Despite the glaring light of public scrutiny, some local governments eschew transparency in their decision-making process and/or utilization of taxpayer dollars. To combat this, the aptly named “Sunshine Week” initiative going on through March 17 attempts to shed light on the importance of an open government and the public’s right to access information that is pertinent to them.
Several laws protect this basic right to obtain records from public agencies.
The Freedom of Information Act (FOIA)—enacted in 1967—allows any member of the public to access any federal records, except those protected from public disclosure. In New York State, the Freedom of Information Law (FOIL) allows citizens to access records of any government agency.
This week, in honor of “Sunshine Week,” 12-year Mamaroneck resident Suzanne McCrory was recognized as a Local Hero for her efforts to bring transparency to local government in the Village of Mamaroneck (VOM).
McCrory—a former Government Accountability Office (GAO) Auditor for 17 years— spent her career as a watchdog for Congress, evaluating Federal programs.
It was precisely this background that sharpened McCrory’s instincts toward the detection of potential government malfeasance in her own town.
In 2006, during a controversial land use decision in the VOM, she made a FOIL request for the financial disclosure statement of Planning Board chair Larry Fraioli, who was also owner of several commercial properties in the area.
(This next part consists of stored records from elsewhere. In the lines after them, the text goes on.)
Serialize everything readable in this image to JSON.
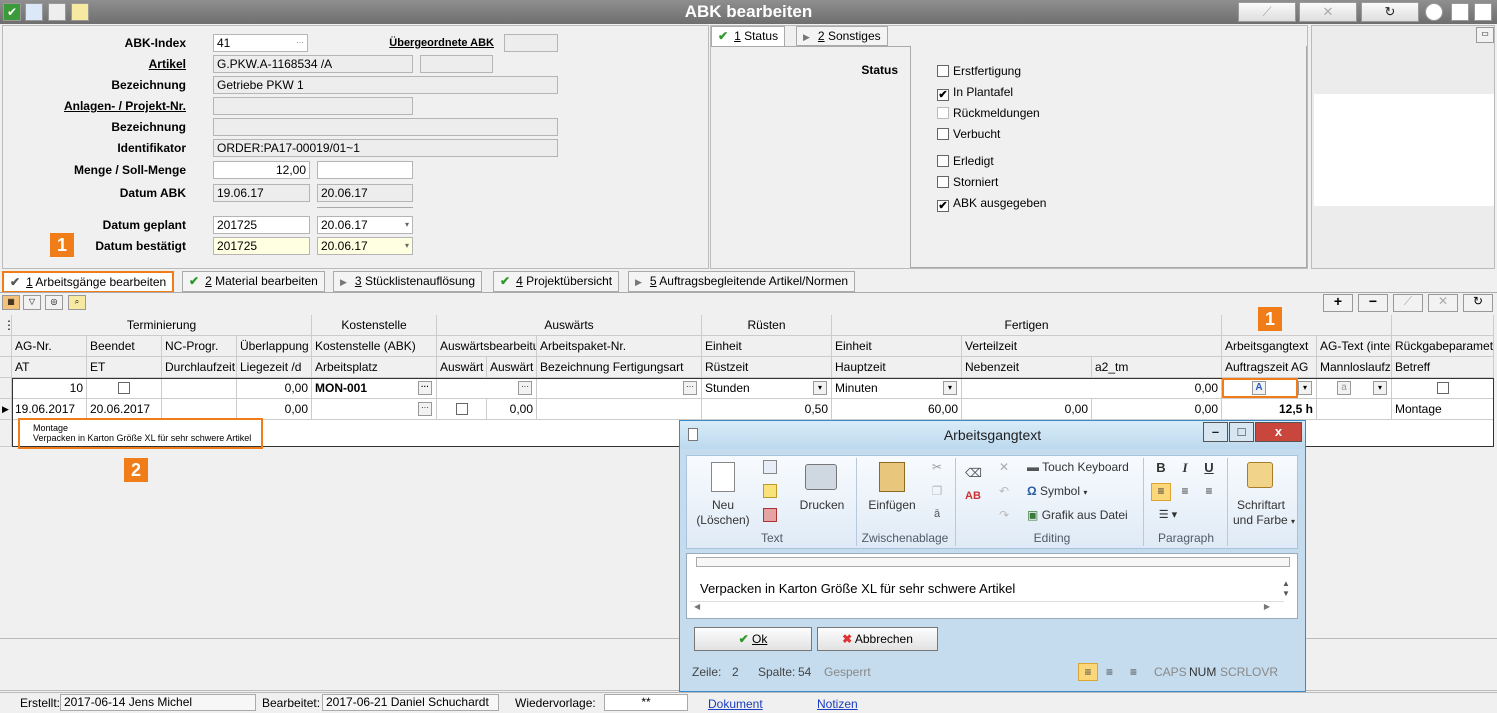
{
  "window": {
    "title": "ABK bearbeiten"
  },
  "form": {
    "abk_index_label": "ABK-Index",
    "abk_index_value": "41",
    "uebergeordnete_label": "Übergeordnete ABK",
    "artikel_label": "Artikel",
    "artikel_value": "G.PKW.A-1168534 /A",
    "bezeichnung_label": "Bezeichnung",
    "bezeichnung_value": "Getriebe PKW 1",
    "anlagen_label": "Anlagen- / Projekt-Nr.",
    "bezeichnung2_label": "Bezeichnung",
    "identifikator_label": "Identifikator",
    "identifikator_value": "ORDER:PA17-00019/01~1",
    "menge_label": "Menge / Soll-Menge",
    "menge_value": "12,00",
    "datum_abk_label": "Datum ABK",
    "datum_abk_1": "19.06.17",
    "datum_abk_2": "20.06.17",
    "datum_geplant_label": "Datum geplant",
    "datum_geplant_1": "201725",
    "datum_geplant_2": "20.06.17",
    "datum_bestaetigt_label": "Datum bestätigt",
    "datum_bestaetigt_1": "201725",
    "datum_bestaetigt_2": "20.06.17",
    "ellipsis": "···"
  },
  "status_tabs": [
    {
      "num": "1",
      "label": " Status"
    },
    {
      "num": "2",
      "label": " Sonstiges"
    }
  ],
  "status": {
    "label": "Status",
    "items": [
      {
        "label": "Erstfertigung",
        "checked": ""
      },
      {
        "label": "In Plantafel",
        "checked": "✔"
      },
      {
        "label": "Rückmeldungen",
        "checked": ""
      },
      {
        "label": "Verbucht",
        "checked": ""
      },
      {
        "label": "Erledigt",
        "checked": ""
      },
      {
        "label": "Storniert",
        "checked": ""
      },
      {
        "label": "ABK ausgegeben",
        "checked": "✔"
      }
    ]
  },
  "main_tabs": [
    {
      "num": "1",
      "label": " Arbeitsgänge bearbeiten"
    },
    {
      "num": "2",
      "label": " Material bearbeiten"
    },
    {
      "num": "3",
      "label": " Stücklistenauflösung"
    },
    {
      "num": "4",
      "label": " Projektübersicht"
    },
    {
      "num": "5",
      "label": " Auftragsbegleitende Artikel/Normen"
    }
  ],
  "grid": {
    "groups": [
      "Terminierung",
      "Kostenstelle",
      "Auswärts",
      "Rüsten",
      "Fertigen"
    ],
    "h1": [
      "AG-Nr.",
      "Beendet",
      "NC-Progr.",
      "Überlappung",
      "Kostenstelle (ABK)",
      "Auswärtsbearbeitung",
      "Arbeitspaket-Nr.",
      "Einheit",
      "Einheit",
      "Verteilzeit",
      "",
      "Arbeitsgangtext",
      "AG-Text (intern)",
      "Rückgabeparameter"
    ],
    "h2": [
      "AT",
      "ET",
      "Durchlaufzeit",
      "Liegezeit /d",
      "Arbeitsplatz",
      "Auswärt",
      "Auswärt",
      "Bezeichnung Fertigungsart",
      "Rüstzeit",
      "Hauptzeit",
      "Nebenzeit",
      "a2_tm",
      "Auftragszeit AG",
      "Mannloslaufzeit",
      "Betreff"
    ],
    "r1": {
      "ag": "10",
      "ueberlappung": "0,00",
      "kostenstelle": "MON-001",
      "ruest_einheit": "Stunden",
      "fert_einheit": "Minuten",
      "verteil": "0,00"
    },
    "r2": {
      "at": "19.06.2017",
      "et": "20.06.2017",
      "liegezeit": "0,00",
      "auswaerts": "0,00",
      "ruestzeit": "0,50",
      "hauptzeit": "60,00",
      "nebenzeit": "0,00",
      "a2": "0,00",
      "auftragszeit": "12,5 h",
      "betreff": "Montage"
    },
    "text_line1": "Montage",
    "text_line2": "Verpacken in Karton Größe XL für sehr schwere Artikel"
  },
  "markers": {
    "m1a": "1",
    "m1b": "1",
    "m2": "2"
  },
  "dialog": {
    "title": "Arbeitsgangtext",
    "neu": "Neu",
    "loeschen": "(Löschen)",
    "drucken": "Drucken",
    "einfuegen": "Einfügen",
    "touch": "Touch Keyboard",
    "symbol": "Symbol",
    "grafik": "Grafik aus Datei",
    "schriftart": "Schriftart",
    "farbe": "und Farbe",
    "groups": {
      "text": "Text",
      "zwischenablage": "Zwischenablage",
      "editing": "Editing",
      "paragraph": "Paragraph"
    },
    "bold": "B",
    "italic": "I",
    "underline": "U",
    "content": "Verpacken in Karton Größe XL für sehr schwere Artikel",
    "ok": "Ok",
    "abbrechen": "Abbrechen",
    "status": {
      "zeile_label": "Zeile:",
      "zeile": "2",
      "spalte_label": "Spalte:",
      "spalte": "54",
      "gesperrt": "Gesperrt",
      "caps": "CAPS",
      "num": "NUM",
      "scrl": "SCRL",
      "ovr": "OVR"
    }
  },
  "footer": {
    "erstellt_label": "Erstellt:",
    "erstellt": "2017-06-14  Jens Michel",
    "bearbeitet_label": "Bearbeitet:",
    "bearbeitet": "2017-06-21  Daniel Schuchardt",
    "wiedervorlage_label": "Wiedervorlage:",
    "wiedervorlage": "**",
    "dokument": "Dokument",
    "notizen": "Notizen"
  },
  "colors": {
    "accent": "#f07d18",
    "title_bar": "#7a7a7a",
    "dialog_border": "#3a8ac9",
    "check_green": "#2a9a2a",
    "link": "#1a3cbd"
  }
}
Her request was denied. A second request for legal bills of the Special Counsel to the Zoning Board was partially provided. She sued the village for access to the records while representing herself and won.
“If we’re truly a democracy, we want people to understand we don’t want to hide information,” she said.
A second lawsuit against the village ensued at the beginning of 2011 when McCrory again attempted to obtain records during the discovery process of a $30 million lawsuit against the village by the (MBYC).
“I was denied in a blanket fashion,” she said, adding that the village repeatedly insisted that all requested records were stamped confidential and were thus not available for public release, which was later proven to be a false proclamation. She eventually obtained access in October of 2011 and the village was ordered to pay her court costs.
“If you’re not embarrassed you won’t try to keep secrets,” she said.
Part of the problem confounding the process is the lack of consequences for municipalities that fail to administer FOIL, says McCrory. Although citizens have the option to sue local governments that refuse to provide access to public records, most do not exercise this oft-pricy and time-consuming option for obvious reasons.
Admittedly, says, McCrory, “It’s an expensive hobby.”
“No one has the time or energy to tell the story.”
But for many members of the public, as long as basic services such as trash pick-up continue, they may not be aware of how or what their tax dollars are being spent on, said McCrory.
“They [local government] think the residents are antagonists—the government belongs to all of us," she said.